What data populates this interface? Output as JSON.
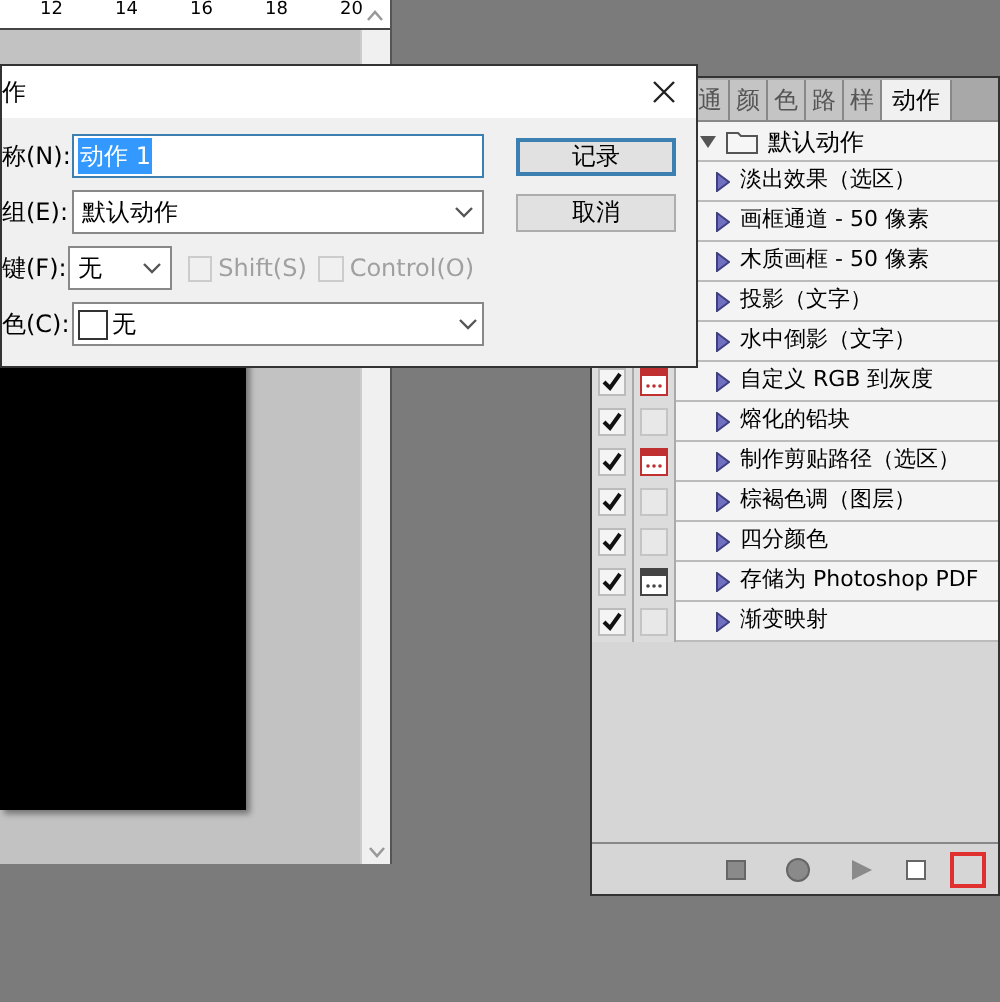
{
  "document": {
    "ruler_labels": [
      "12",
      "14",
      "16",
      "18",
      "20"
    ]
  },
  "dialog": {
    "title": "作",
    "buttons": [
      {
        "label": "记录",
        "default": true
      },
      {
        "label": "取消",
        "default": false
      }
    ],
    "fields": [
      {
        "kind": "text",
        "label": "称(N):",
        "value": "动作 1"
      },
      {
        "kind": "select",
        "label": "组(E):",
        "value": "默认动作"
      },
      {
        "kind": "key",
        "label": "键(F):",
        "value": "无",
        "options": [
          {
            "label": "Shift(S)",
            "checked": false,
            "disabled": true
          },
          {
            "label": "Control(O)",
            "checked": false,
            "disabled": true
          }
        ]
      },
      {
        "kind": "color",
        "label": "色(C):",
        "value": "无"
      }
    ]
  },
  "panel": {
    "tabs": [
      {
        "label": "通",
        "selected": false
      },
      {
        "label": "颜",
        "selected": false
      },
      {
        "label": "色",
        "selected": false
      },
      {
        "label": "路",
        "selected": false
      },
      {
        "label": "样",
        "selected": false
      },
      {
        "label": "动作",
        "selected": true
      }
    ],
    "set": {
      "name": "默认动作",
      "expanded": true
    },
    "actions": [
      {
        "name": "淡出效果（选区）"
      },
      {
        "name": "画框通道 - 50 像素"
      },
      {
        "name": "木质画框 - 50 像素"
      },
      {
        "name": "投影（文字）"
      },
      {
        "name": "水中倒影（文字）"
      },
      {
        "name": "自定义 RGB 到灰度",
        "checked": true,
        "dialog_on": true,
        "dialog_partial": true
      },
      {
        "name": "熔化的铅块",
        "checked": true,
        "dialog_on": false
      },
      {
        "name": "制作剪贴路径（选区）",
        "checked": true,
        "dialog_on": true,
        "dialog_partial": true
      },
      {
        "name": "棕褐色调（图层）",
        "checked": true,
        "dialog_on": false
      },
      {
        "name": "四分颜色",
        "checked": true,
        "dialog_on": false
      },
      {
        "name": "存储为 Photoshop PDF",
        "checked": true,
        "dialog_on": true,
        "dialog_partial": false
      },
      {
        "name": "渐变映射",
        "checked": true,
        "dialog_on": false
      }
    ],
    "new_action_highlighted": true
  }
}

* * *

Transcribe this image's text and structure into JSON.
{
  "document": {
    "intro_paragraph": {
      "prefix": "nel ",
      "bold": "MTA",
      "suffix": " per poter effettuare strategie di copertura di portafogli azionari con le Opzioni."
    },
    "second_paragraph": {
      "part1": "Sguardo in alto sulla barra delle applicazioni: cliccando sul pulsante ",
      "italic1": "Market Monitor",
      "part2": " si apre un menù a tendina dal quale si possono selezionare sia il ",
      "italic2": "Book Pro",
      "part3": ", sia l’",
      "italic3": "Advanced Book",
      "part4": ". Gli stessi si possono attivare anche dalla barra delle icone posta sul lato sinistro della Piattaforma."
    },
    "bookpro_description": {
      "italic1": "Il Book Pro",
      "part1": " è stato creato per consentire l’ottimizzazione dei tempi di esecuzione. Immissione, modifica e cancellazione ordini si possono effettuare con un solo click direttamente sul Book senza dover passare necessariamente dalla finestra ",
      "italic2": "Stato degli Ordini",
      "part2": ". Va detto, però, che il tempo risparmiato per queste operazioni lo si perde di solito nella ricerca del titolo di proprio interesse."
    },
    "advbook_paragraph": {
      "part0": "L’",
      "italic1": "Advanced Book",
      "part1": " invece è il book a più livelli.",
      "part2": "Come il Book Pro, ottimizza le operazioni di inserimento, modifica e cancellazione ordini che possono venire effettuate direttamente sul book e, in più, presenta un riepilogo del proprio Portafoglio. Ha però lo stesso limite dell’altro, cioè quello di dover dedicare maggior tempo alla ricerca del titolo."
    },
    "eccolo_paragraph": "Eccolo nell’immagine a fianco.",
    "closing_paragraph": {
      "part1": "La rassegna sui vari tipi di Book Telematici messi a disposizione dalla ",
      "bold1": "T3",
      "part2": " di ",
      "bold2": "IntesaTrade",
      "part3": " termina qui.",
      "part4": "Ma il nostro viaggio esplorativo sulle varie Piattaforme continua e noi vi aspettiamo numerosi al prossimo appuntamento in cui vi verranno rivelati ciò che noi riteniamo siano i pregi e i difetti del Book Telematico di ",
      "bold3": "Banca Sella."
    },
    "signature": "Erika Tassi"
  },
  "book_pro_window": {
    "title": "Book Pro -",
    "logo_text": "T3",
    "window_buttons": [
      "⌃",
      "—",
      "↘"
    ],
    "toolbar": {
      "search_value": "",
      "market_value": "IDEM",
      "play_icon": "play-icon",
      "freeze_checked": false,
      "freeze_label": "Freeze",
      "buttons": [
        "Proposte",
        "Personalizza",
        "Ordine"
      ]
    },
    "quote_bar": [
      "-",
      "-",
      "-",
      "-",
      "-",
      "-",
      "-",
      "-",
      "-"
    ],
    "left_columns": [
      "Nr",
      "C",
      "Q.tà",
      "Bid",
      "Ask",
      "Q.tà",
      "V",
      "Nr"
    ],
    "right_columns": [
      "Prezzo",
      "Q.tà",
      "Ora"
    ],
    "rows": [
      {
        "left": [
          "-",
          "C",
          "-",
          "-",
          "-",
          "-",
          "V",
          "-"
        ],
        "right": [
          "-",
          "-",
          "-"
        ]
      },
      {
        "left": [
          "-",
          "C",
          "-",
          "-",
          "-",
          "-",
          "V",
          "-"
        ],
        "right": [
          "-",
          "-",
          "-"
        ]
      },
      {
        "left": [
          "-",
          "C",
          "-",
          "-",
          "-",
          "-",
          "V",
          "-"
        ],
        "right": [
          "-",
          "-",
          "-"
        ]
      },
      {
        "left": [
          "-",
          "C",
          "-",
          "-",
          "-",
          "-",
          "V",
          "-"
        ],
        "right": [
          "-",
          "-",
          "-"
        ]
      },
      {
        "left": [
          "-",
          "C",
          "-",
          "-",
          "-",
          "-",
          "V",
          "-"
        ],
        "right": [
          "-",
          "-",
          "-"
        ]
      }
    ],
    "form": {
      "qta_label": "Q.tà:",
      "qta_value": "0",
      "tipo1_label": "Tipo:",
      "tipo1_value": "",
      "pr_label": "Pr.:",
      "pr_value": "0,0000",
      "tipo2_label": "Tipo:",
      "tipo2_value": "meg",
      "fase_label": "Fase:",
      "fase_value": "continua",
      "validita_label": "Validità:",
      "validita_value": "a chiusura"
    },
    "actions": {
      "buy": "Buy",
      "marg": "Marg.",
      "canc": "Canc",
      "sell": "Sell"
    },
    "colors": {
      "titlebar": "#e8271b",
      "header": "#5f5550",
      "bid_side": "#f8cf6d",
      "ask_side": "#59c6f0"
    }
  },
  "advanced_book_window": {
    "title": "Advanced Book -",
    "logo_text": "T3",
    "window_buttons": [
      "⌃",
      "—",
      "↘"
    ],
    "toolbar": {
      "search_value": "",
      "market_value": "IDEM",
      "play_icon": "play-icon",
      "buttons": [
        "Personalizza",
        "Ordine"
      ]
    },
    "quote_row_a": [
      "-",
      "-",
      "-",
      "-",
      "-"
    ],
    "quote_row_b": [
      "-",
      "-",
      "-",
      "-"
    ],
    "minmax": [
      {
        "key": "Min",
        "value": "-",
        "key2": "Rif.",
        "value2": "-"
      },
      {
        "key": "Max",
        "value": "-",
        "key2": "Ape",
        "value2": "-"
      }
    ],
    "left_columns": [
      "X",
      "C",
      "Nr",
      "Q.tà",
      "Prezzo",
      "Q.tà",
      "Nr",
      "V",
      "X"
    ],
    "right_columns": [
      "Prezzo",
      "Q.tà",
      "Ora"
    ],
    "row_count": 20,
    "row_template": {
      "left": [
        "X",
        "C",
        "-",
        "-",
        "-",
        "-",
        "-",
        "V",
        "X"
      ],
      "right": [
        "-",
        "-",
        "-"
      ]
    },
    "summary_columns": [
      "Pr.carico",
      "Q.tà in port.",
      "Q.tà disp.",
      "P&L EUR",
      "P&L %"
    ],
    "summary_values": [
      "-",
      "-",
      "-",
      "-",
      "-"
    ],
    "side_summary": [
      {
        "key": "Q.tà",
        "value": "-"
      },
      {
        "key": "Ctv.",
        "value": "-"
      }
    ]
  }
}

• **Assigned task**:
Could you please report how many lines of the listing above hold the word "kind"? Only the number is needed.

• **Task output**:
4